» **Work task**
Every line with the string "тренировок" must be copied from the entries below.

Stored dataset items
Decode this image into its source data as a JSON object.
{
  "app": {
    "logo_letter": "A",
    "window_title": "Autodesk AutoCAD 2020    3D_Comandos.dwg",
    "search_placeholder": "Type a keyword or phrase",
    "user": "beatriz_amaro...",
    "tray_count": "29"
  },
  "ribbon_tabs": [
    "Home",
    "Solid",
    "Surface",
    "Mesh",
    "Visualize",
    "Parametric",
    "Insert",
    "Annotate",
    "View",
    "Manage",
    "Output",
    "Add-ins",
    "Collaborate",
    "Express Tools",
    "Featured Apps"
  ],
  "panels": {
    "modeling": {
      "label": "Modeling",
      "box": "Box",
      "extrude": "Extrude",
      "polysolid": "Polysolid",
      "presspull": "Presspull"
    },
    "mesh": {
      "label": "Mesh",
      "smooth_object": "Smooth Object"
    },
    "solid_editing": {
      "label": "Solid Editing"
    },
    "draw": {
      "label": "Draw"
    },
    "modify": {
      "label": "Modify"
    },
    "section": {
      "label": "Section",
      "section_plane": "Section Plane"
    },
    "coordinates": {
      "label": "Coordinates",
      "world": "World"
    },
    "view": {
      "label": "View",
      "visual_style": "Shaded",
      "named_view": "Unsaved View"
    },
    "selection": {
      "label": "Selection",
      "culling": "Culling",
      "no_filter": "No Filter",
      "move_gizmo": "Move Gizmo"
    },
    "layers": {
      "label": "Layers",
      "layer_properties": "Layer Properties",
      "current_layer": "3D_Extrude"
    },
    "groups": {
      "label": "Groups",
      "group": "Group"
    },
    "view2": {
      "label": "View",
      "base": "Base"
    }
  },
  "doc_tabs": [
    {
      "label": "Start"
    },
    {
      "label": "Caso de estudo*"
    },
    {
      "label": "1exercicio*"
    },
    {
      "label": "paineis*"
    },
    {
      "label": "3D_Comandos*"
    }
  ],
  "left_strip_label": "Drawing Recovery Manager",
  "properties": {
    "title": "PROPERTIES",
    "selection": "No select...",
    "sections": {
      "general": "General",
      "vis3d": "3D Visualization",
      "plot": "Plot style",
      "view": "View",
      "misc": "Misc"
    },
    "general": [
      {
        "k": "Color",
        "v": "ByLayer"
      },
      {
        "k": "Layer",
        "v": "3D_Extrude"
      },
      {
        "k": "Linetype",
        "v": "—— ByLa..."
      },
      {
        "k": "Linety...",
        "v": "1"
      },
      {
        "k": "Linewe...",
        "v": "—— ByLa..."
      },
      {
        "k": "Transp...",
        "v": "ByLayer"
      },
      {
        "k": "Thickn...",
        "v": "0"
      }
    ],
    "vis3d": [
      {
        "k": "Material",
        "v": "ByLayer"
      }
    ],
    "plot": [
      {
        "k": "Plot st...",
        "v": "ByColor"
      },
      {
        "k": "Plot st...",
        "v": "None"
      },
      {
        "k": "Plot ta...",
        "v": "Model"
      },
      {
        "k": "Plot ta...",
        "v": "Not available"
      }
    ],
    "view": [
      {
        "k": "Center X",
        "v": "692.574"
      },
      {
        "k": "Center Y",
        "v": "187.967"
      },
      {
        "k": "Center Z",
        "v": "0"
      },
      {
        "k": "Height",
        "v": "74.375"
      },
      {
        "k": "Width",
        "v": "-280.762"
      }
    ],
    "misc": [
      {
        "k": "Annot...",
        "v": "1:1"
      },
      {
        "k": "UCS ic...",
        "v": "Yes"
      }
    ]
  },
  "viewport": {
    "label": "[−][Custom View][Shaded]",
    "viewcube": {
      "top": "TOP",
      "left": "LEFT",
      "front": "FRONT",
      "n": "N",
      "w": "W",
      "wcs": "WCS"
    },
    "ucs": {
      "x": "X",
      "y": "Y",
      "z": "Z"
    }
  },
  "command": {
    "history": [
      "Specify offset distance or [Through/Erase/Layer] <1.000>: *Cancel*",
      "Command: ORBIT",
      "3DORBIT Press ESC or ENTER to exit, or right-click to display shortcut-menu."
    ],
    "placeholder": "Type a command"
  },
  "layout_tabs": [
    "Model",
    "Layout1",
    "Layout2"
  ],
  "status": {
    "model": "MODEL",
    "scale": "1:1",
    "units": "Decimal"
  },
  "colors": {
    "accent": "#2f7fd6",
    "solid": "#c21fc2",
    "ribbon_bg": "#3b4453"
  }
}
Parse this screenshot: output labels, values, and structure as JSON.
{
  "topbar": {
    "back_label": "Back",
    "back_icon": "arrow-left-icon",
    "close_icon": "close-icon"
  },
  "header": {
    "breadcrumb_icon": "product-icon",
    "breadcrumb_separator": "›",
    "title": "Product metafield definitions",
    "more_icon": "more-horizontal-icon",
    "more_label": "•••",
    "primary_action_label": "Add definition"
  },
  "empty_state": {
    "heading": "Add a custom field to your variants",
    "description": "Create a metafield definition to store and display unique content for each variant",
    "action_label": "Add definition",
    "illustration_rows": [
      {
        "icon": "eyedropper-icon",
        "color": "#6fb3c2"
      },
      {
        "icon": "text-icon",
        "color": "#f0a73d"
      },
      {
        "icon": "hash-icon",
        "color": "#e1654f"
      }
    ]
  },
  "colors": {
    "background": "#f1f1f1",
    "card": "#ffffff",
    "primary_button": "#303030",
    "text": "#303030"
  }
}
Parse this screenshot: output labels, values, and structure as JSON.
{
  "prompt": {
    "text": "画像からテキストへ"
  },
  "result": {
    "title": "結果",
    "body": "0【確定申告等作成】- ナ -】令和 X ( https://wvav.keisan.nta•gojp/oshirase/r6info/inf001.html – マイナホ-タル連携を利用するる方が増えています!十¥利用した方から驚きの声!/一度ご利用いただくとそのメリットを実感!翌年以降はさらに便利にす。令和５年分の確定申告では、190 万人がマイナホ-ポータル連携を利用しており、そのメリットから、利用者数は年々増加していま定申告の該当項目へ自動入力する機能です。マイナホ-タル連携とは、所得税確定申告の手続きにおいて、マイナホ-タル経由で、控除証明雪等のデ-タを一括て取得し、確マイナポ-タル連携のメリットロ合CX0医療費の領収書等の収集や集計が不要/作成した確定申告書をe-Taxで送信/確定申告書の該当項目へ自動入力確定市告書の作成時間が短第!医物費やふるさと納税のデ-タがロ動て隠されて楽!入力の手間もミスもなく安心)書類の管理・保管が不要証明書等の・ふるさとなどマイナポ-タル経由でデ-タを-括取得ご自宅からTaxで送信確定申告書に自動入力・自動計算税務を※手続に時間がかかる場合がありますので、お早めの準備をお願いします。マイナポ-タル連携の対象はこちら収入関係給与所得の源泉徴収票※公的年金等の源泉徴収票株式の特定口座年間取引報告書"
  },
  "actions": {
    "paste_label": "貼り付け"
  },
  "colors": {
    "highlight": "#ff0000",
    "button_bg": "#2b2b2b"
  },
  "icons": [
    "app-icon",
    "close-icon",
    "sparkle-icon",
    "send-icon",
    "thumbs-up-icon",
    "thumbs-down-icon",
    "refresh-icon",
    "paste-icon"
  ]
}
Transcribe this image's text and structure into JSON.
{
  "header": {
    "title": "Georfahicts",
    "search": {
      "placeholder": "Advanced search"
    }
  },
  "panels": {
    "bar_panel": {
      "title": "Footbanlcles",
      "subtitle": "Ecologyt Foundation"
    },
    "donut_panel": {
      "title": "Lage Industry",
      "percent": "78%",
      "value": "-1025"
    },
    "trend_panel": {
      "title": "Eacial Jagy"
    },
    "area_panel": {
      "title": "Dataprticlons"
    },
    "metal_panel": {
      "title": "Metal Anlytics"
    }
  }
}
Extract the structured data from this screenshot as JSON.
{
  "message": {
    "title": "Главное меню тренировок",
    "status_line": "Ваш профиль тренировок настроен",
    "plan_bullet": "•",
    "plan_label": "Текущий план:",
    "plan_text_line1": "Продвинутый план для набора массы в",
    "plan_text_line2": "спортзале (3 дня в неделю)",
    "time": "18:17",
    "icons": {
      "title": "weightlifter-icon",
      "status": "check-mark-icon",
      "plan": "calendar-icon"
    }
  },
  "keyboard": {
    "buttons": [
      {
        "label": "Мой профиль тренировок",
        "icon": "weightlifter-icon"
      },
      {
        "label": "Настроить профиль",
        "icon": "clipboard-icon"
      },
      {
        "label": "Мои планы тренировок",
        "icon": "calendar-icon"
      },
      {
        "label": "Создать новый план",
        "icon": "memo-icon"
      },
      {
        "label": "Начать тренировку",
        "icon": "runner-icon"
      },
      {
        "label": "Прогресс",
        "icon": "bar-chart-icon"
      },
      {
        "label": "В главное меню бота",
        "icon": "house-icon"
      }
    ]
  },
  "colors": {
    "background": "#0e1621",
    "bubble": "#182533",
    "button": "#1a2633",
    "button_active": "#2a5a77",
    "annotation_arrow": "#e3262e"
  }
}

» **Solution to this task**
    "title": "Главное меню тренировок",
    "status_line": "Ваш профиль тренировок настроен",
        "label": "Мой профиль тренировок",
        "label": "Мои планы тренировок",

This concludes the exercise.